PROBLEM TO SOLVE =>
Scan the records below and copy every line that contains the string "true".
*** Opening of MATERIAL SUPPLIED ***
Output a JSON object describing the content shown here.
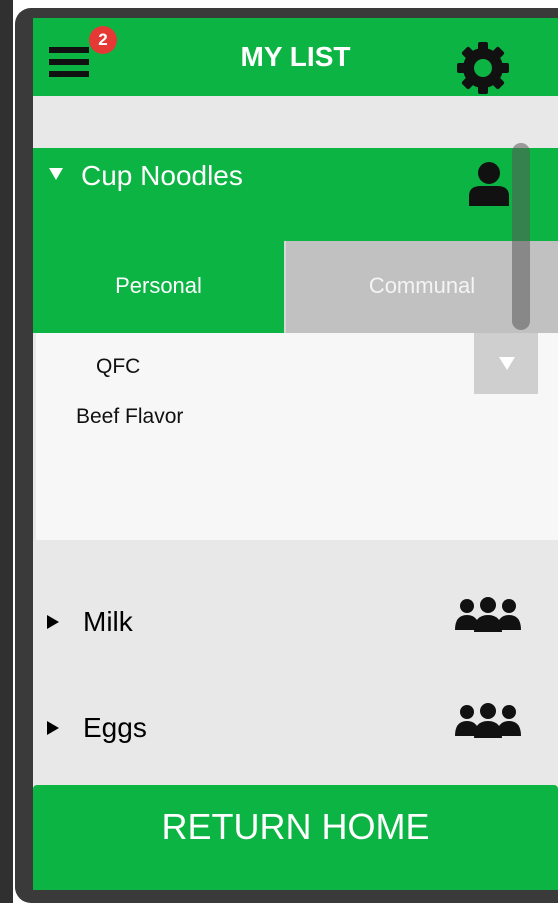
{
  "header": {
    "title": "MY LIST",
    "notification_count": "2"
  },
  "open_item": {
    "name": "Cup Noodles",
    "tabs": [
      {
        "label": "Personal",
        "active": true
      },
      {
        "label": "Communal",
        "active": false
      }
    ],
    "store": "QFC",
    "note": "Beef Flavor"
  },
  "items": [
    {
      "name": "Milk",
      "type": "communal"
    },
    {
      "name": "Eggs",
      "type": "communal"
    }
  ],
  "footer": {
    "return_label": "RETURN HOME"
  },
  "colors": {
    "accent": "#0bb443",
    "badge": "#e53935",
    "inactive_tab": "#c1c1c1"
  },
  "icons": [
    "menu-icon",
    "gear-icon",
    "person-icon",
    "group-icon",
    "chevron-down-icon",
    "triangle-right-icon"
  ]
}
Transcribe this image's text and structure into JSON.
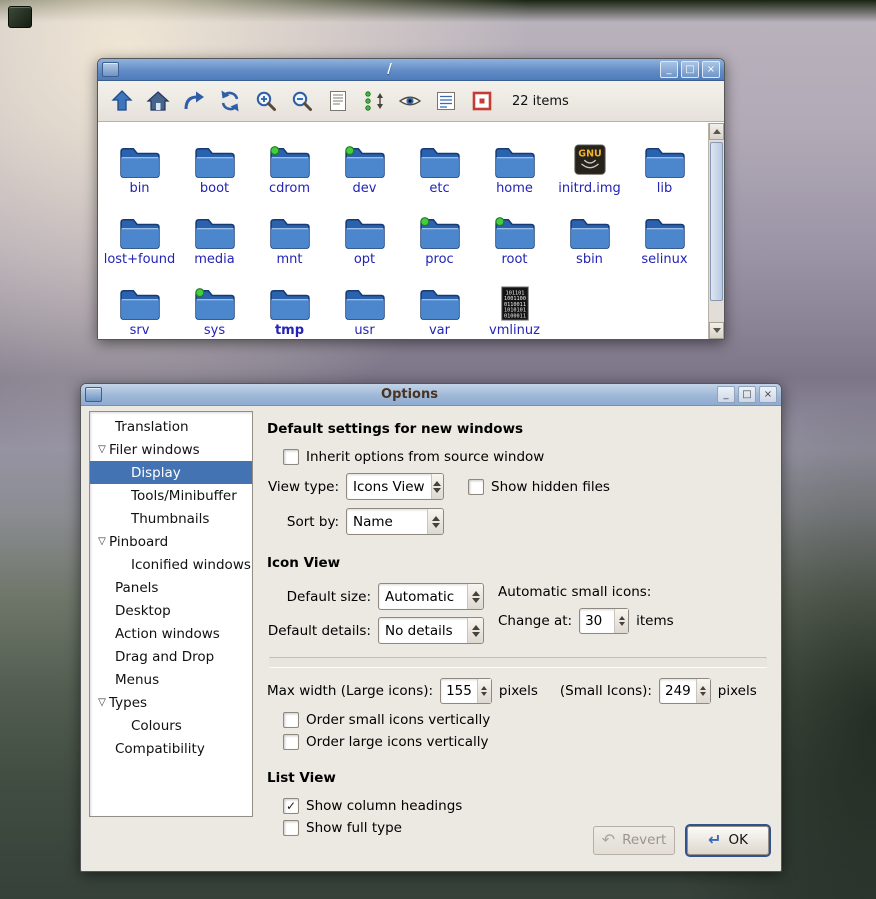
{
  "colors": {
    "titlebar_active": "#5e89c4",
    "titlebar_soft": "#9cb6d6",
    "selection": "#4473b4",
    "file_label": "#2323b6",
    "folder_blue": "#2b62ad",
    "mounted_dot": "#44cc44",
    "window_bg": "#ece8e2"
  },
  "filer": {
    "title": "/",
    "status": "22 items",
    "window_controls": {
      "minimize": "_",
      "maximize": "□",
      "close": "×"
    },
    "toolbar": [
      {
        "name": "up-icon"
      },
      {
        "name": "home-icon"
      },
      {
        "name": "redo-icon"
      },
      {
        "name": "refresh-icon"
      },
      {
        "name": "zoom-in-icon"
      },
      {
        "name": "zoom-icon"
      },
      {
        "name": "details-icon"
      },
      {
        "name": "sort-icon"
      },
      {
        "name": "show-hidden-icon"
      },
      {
        "name": "list-view-icon"
      },
      {
        "name": "select-all-icon"
      }
    ],
    "files": [
      {
        "label": "bin",
        "icon": "folder"
      },
      {
        "label": "boot",
        "icon": "folder"
      },
      {
        "label": "cdrom",
        "icon": "folder-mounted"
      },
      {
        "label": "dev",
        "icon": "folder-mounted"
      },
      {
        "label": "etc",
        "icon": "folder"
      },
      {
        "label": "home",
        "icon": "folder"
      },
      {
        "label": "initrd.img",
        "icon": "gnu-image"
      },
      {
        "label": "lib",
        "icon": "folder"
      },
      {
        "label": "lost+found",
        "icon": "folder"
      },
      {
        "label": "media",
        "icon": "folder"
      },
      {
        "label": "mnt",
        "icon": "folder"
      },
      {
        "label": "opt",
        "icon": "folder"
      },
      {
        "label": "proc",
        "icon": "folder-mounted"
      },
      {
        "label": "root",
        "icon": "folder-mounted"
      },
      {
        "label": "sbin",
        "icon": "folder"
      },
      {
        "label": "selinux",
        "icon": "folder"
      },
      {
        "label": "srv",
        "icon": "folder"
      },
      {
        "label": "sys",
        "icon": "folder-mounted"
      },
      {
        "label": "tmp",
        "icon": "folder",
        "bold": true
      },
      {
        "label": "usr",
        "icon": "folder"
      },
      {
        "label": "var",
        "icon": "folder"
      },
      {
        "label": "vmlinuz",
        "icon": "binary"
      }
    ]
  },
  "options": {
    "title": "Options",
    "window_controls": {
      "minimize": "_",
      "maximize": "□",
      "close": "×"
    },
    "sidebar": [
      {
        "label": "Translation",
        "level": 1
      },
      {
        "label": "Filer windows",
        "level": 0,
        "expander": true
      },
      {
        "label": "Display",
        "level": 2,
        "selected": true
      },
      {
        "label": "Tools/Minibuffer",
        "level": 2
      },
      {
        "label": "Thumbnails",
        "level": 2
      },
      {
        "label": "Pinboard",
        "level": 0,
        "expander": true
      },
      {
        "label": "Iconified windows",
        "level": 2
      },
      {
        "label": "Panels",
        "level": 1
      },
      {
        "label": "Desktop",
        "level": 1
      },
      {
        "label": "Action windows",
        "level": 1
      },
      {
        "label": "Drag and Drop",
        "level": 1
      },
      {
        "label": "Menus",
        "level": 1
      },
      {
        "label": "Types",
        "level": 0,
        "expander": true
      },
      {
        "label": "Colours",
        "level": 2
      },
      {
        "label": "Compatibility",
        "level": 1
      }
    ],
    "sections": {
      "defaults_header": "Default settings for new windows",
      "inherit_label": "Inherit options from source window",
      "view_type_label": "View type:",
      "view_type_value": "Icons View",
      "show_hidden_label": "Show hidden files",
      "sort_by_label": "Sort by:",
      "sort_by_value": "Name",
      "icon_view_header": "Icon View",
      "default_size_label": "Default size:",
      "default_size_value": "Automatic",
      "auto_small_label": "Automatic small icons:",
      "change_at_label": "Change at:",
      "change_at_value": "30",
      "items_suffix": "items",
      "default_details_label": "Default details:",
      "default_details_value": "No details",
      "max_width_label": "Max width (Large icons):",
      "max_width_value": "155",
      "pixels_suffix": "pixels",
      "small_icons_label": "(Small Icons):",
      "small_icons_value": "249",
      "pixels_suffix2": "pixels",
      "order_small_label": "Order small icons vertically",
      "order_large_label": "Order large icons vertically",
      "list_view_header": "List View",
      "show_headings_label": "Show column headings",
      "show_full_type_label": "Show full type"
    },
    "checkboxes": {
      "inherit": false,
      "show_hidden": false,
      "order_small": false,
      "order_large": false,
      "show_headings": true,
      "show_full_type": false
    },
    "buttons": {
      "revert": "Revert",
      "ok": "OK"
    }
  }
}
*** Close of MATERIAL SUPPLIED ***
EXPECTED OUTPUT =>
        "active": true
        "bold": true
        "expander": true
        "selected": true
        "expander": true
        "expander": true
      "show_headings": true,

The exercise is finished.